Reviews by Country
Five years of planning and production, a seven million dollar budget, and three hundred staff shooting over five months travelling ten thousand kilometres across the Chinese continent. It is unfortunate that these figures speak to me (and probably you) more than the names involved with the production of MUSA: The Warrior. This film is the result of an amazing creative process, with the time and effort invested clearly displayed on screen.
This was made on a seven million dollar … (read more)
My expectations for Infernal Affairs 3 were not high. Infernal Affairs 2 had proved to be little more than a lazy attempt to ‘cash in’ on the (deserved) success of the first film by inexplicably substituting the original’s too-cool style for some bland direction and stupid story choices, and there seemed little reason to think IA 3 would be any different.
Well, at least this time Andrew Lau and Alan Mak have made something that can be described as a … (read more)
I love Enter the Dragon. I love everything about it. Critical distance? I think not. This is a film I feel particularly strongly about, and one I refuse to discuss in a removed manner. I love Bruce Lee. I love Bruce Lee’s performance. No matter what anyone says, Lee is not just a fighter – he’s also a fine actor and a snappy dresser. I love Lalo Schiffrin’s score – it really is too cool for words. I love … (read more)
Johnnie To confuses me. I have never been able to satisfactorily account for why I enjoy his films so much, and I don’t like that. It has always seemed to me that he strikes a very uneasy balance between visual style and dramatic substance; those devices (plot and character-related) To employs to lend weight to the emotional side of his films are usually very conventional, but somehow he always manages to obscure this until I think about it afterwards, which … (read more)
When Battle Royale was released in Japan in December 2000 it received a R-15 classification, meaning that director Kinji Fukusaku’s primary audience could not legally see the film. Fukusaku therefore went public with a statement to the effect of “Children! I made this film for you! See it however you can — break the law! Sneak into the cinema! Just watch the film!”
Fukusaku wasn’t just worried about his box office — BR isn’t just for teenagers because it exploits … (read more)
So, now that this tale of bloody revenge has reached its climax, which ‘r’ do I feel? Relief, that it met my expectations? Regret, that it’s all over? A little of both actually, but mostly I feel Respect. From the opening ‘Massacre at Two Pines’ to the surreal final chapter ‘Face to Face,’ this proves to be a brilliant film; one quite different to the first half of The Bride’s quest to kill Bill, but certainly no less of a … (read more)
Not so long ago, the greatest joy I took from writing for Heroic Cinema was the fact that I could use my position on the team to justify watching all sorts of crazy crap, usually starring Amy Yip. Seeing as I could never be sure what Mark would ask me to review next, I had no problems at all sitting down with a copy of Erotic Ghost Story, or similar, and feeling just fine about all the exploitative sex … (read more)

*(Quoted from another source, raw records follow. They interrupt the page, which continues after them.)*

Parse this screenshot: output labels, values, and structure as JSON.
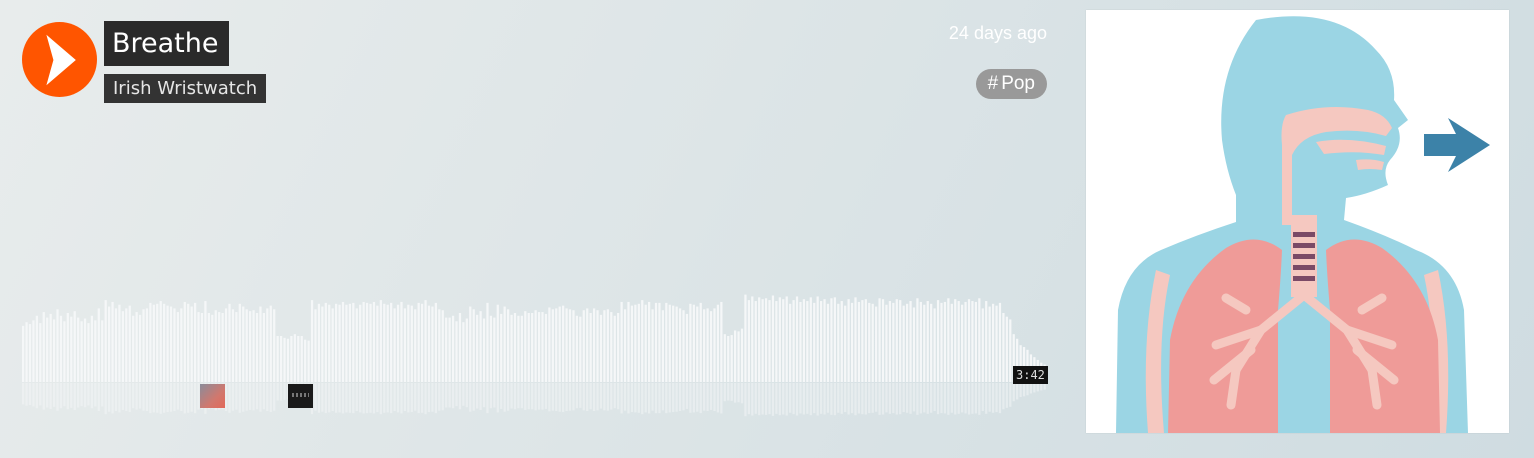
{
  "track": {
    "title": "Breathe",
    "artist": "Irish Wristwatch",
    "posted": "24 days ago",
    "tag": "Pop",
    "duration": "3:42"
  },
  "colors": {
    "play_button": "#ff5500",
    "waveform": "#f5f7f8",
    "tag_bg": "#999999"
  },
  "icons": {
    "play": "play-icon",
    "tag": "hash-icon"
  },
  "waveform_levels": [
    0.61,
    0.65,
    0.63,
    0.67,
    0.72,
    0.64,
    0.76,
    0.7,
    0.74,
    0.68,
    0.79,
    0.72,
    0.66,
    0.75,
    0.71,
    0.77,
    0.7,
    0.66,
    0.69,
    0.64,
    0.72,
    0.67,
    0.8,
    0.67,
    0.89,
    0.82,
    0.87,
    0.8,
    0.84,
    0.77,
    0.8,
    0.83,
    0.72,
    0.76,
    0.73,
    0.79,
    0.8,
    0.86,
    0.84,
    0.85,
    0.88,
    0.85,
    0.83,
    0.82,
    0.8,
    0.76,
    0.8,
    0.87,
    0.85,
    0.82,
    0.86,
    0.76,
    0.75,
    0.88,
    0.75,
    0.73,
    0.78,
    0.76,
    0.75,
    0.8,
    0.85,
    0.79,
    0.76,
    0.85,
    0.82,
    0.79,
    0.77,
    0.78,
    0.75,
    0.82,
    0.75,
    0.8,
    0.83,
    0.79,
    0.5,
    0.5,
    0.48,
    0.47,
    0.5,
    0.52,
    0.5,
    0.5,
    0.46,
    0.45,
    0.89,
    0.79,
    0.85,
    0.82,
    0.86,
    0.84,
    0.8,
    0.85,
    0.84,
    0.87,
    0.84,
    0.85,
    0.86,
    0.8,
    0.84,
    0.87,
    0.86,
    0.85,
    0.87,
    0.83,
    0.89,
    0.85,
    0.84,
    0.86,
    0.8,
    0.84,
    0.87,
    0.8,
    0.84,
    0.83,
    0.79,
    0.86,
    0.85,
    0.89,
    0.83,
    0.82,
    0.86,
    0.79,
    0.78,
    0.7,
    0.7,
    0.72,
    0.66,
    0.75,
    0.65,
    0.69,
    0.82,
    0.79,
    0.73,
    0.77,
    0.69,
    0.86,
    0.72,
    0.7,
    0.84,
    0.74,
    0.82,
    0.79,
    0.73,
    0.75,
    0.72,
    0.72,
    0.77,
    0.75,
    0.75,
    0.78,
    0.76,
    0.76,
    0.74,
    0.81,
    0.79,
    0.8,
    0.82,
    0.83,
    0.8,
    0.79,
    0.78,
    0.72,
    0.71,
    0.78,
    0.8,
    0.75,
    0.8,
    0.78,
    0.73,
    0.78,
    0.79,
    0.76,
    0.72,
    0.75,
    0.87,
    0.79,
    0.87,
    0.83,
    0.84,
    0.85,
    0.89,
    0.84,
    0.87,
    0.79,
    0.86,
    0.86,
    0.78,
    0.86,
    0.84,
    0.83,
    0.82,
    0.8,
    0.78,
    0.74,
    0.85,
    0.84,
    0.82,
    0.86,
    0.79,
    0.8,
    0.77,
    0.8,
    0.84,
    0.87,
    0.52,
    0.5,
    0.51,
    0.56,
    0.55,
    0.58,
    0.95,
    0.89,
    0.93,
    0.88,
    0.92,
    0.9,
    0.91,
    0.89,
    0.94,
    0.88,
    0.92,
    0.9,
    0.93,
    0.85,
    0.89,
    0.93,
    0.87,
    0.9,
    0.88,
    0.92,
    0.86,
    0.93,
    0.88,
    0.9,
    0.85,
    0.91,
    0.92,
    0.85,
    0.88,
    0.83,
    0.9,
    0.86,
    0.92,
    0.87,
    0.89,
    0.9,
    0.86,
    0.85,
    0.82,
    0.91,
    0.9,
    0.84,
    0.88,
    0.86,
    0.9,
    0.89,
    0.83,
    0.85,
    0.88,
    0.81,
    0.91,
    0.87,
    0.84,
    0.88,
    0.85,
    0.8,
    0.89,
    0.86,
    0.87,
    0.91,
    0.85,
    0.9,
    0.88,
    0.84,
    0.87,
    0.9,
    0.88,
    0.87,
    0.91,
    0.8,
    0.88,
    0.82,
    0.85,
    0.83,
    0.86,
    0.75,
    0.71,
    0.68,
    0.52,
    0.47,
    0.4,
    0.38,
    0.35,
    0.3,
    0.27,
    0.24,
    0.21,
    0.19
  ]
}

Okay film-goers, let’s get going. I’ll keep this snappy, because I’m here to give you the low down on one snap-p-py piece of cinema — So Close.
Pop quiz; which HK director is responsible for this film? If your answer’s not Corey Yuen, you deserve to be beaten repeatedly with a pair of rollerblades by Zhao Wei, because his name’s right there under the title, but in the mean time, here’s a selected Corey Yuen filmography…
1993 — Fong … (read more)